The anticipated steady rise in demand should coincide with a big drop in uranium supply: Russia had been a reliable supplier of uranium to the U.S. thanks to a landmark agreement signed in 1993 to de-commission hundreds of nuclear weapons. That Russian supply agreement is now set to expire by the end of 2013, and the U.S. power companies have begun to seek replacement sources. “It’s a significant source of current supply, and to make up for that, you’ll see an increase in [uranium] production,” Ashby says.

With the expectation for rising demand and falling supply, the ETFs that focus on uranium and nuclear power look set for a long-awaited rebound. The biggest beneficiary could be the Global X Uranium ETF (URA), which was launched two years ago at $17 a share and recently traded below $6.

This ETF, which tracks the Solactive Global Uranium Index, has mirrored the slumping fortunes of the world’s top uranium miners and refiners. Fifteen of the fund’s 19 holdings are companies that operate outside the U.S., and Canada’s Cameco (19% of the fund) and Australia’s Paladin Energy (14%) are the top holdings. Companies from those two countries represent more than 75% of the portfolio.

This fund charges a mid-range expense ratio of 0.69%.

A pair of other ETFs take a slightly different approach, focusing on both uranium producers and companies in the nuclear power industry. The Market Vectors Uranium+Nuclear Energy Index ETF (NLR), for example, has 8% of its assets tied up in U.S. power producer Exelon (EXC) and a similar amount invested in Japan’s Mitsubishi Heavy Industries, a builder of nuclear power plants.

The fund’s 22 holdings also comprise uranium transportation, enrichment and storage companies. Less than 20% of the fund is invested in the uranium producers themselves, which means its performance isn’t as closely correlated with uranium prices but instead is a proxy for global nuclear power production and development.

The 0.57% expense ratio is the lowest in its peer group.

The PowerShares Global Nuclear Energy Portfolio (PKN) takes a similar approach, but with even greater diversification with stakes in 58 companies across the nuclear food chain. These companies are tracked in the WNA Nuclear Energy Index, which aims to represent a market-weighted balance among the different niches of the nuclear industry. For example, one quarter of the fund is tied up in power generation, another 25% in technology, equipment and services, and 20% in uranium producers. The remaining is focused on the construction and operation of nuclear reactors.

The 0.75% expense ratio is the highest in the peer group.

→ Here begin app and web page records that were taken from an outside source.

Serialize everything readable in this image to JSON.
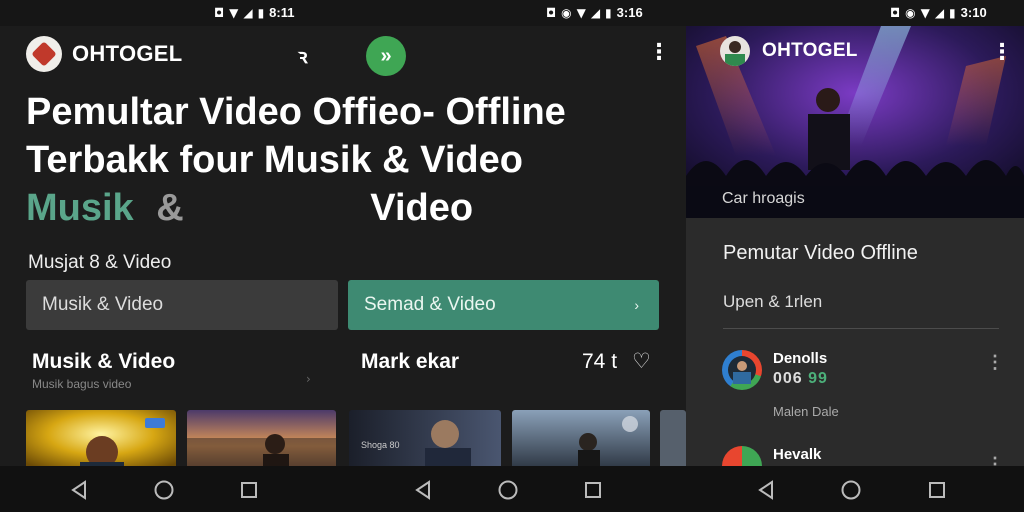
{
  "status_bar": {
    "times": [
      "8:11",
      "3:16",
      "3:10"
    ]
  },
  "app": {
    "name_left": "OHTOGEL",
    "name_right": "OHTOGEL"
  },
  "headline": {
    "line1": "Pemultar Video Offieo- Offline",
    "line2": "Terbakk four Musik & Video",
    "line3_word1": "Musik",
    "line3_amp": "&",
    "line3_word2": "Video"
  },
  "section_label": "Musjat 8 & Video",
  "fields": {
    "left": "Musik & Video",
    "right": "Semad & Video",
    "right_chevron": "›"
  },
  "row": {
    "left_title": "Musik & Video",
    "left_subtitle": "Musik bagus video",
    "middle_title": "Mark ekar",
    "count": "74 t"
  },
  "thumbnail_caption": "Shoga 80",
  "right_panel": {
    "concert_caption": "Car hroagis",
    "title": "Pemutar Video Offline",
    "subtitle": "Upen & 1rlen",
    "list": [
      {
        "name": "Denolls",
        "count_prefix": "006",
        "count_highlight": "99",
        "meta": "Malen Dale"
      },
      {
        "name": "Hevalk",
        "count_prefix": "",
        "count_highlight": "",
        "meta": ""
      }
    ]
  },
  "colors": {
    "accent_green": "#3e8a72",
    "fab_green": "#3fa654",
    "headline_green": "#5aa58a"
  },
  "icons": [
    "search-icon",
    "fast-forward-icon",
    "more-vert-icon",
    "heart-icon",
    "back-icon",
    "home-icon",
    "recents-icon"
  ]
}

Although the supply and demand factors are poised to alter course, the process may take a year or two to play out. As such, uranium and nuclear power are most suitable as long-term investments.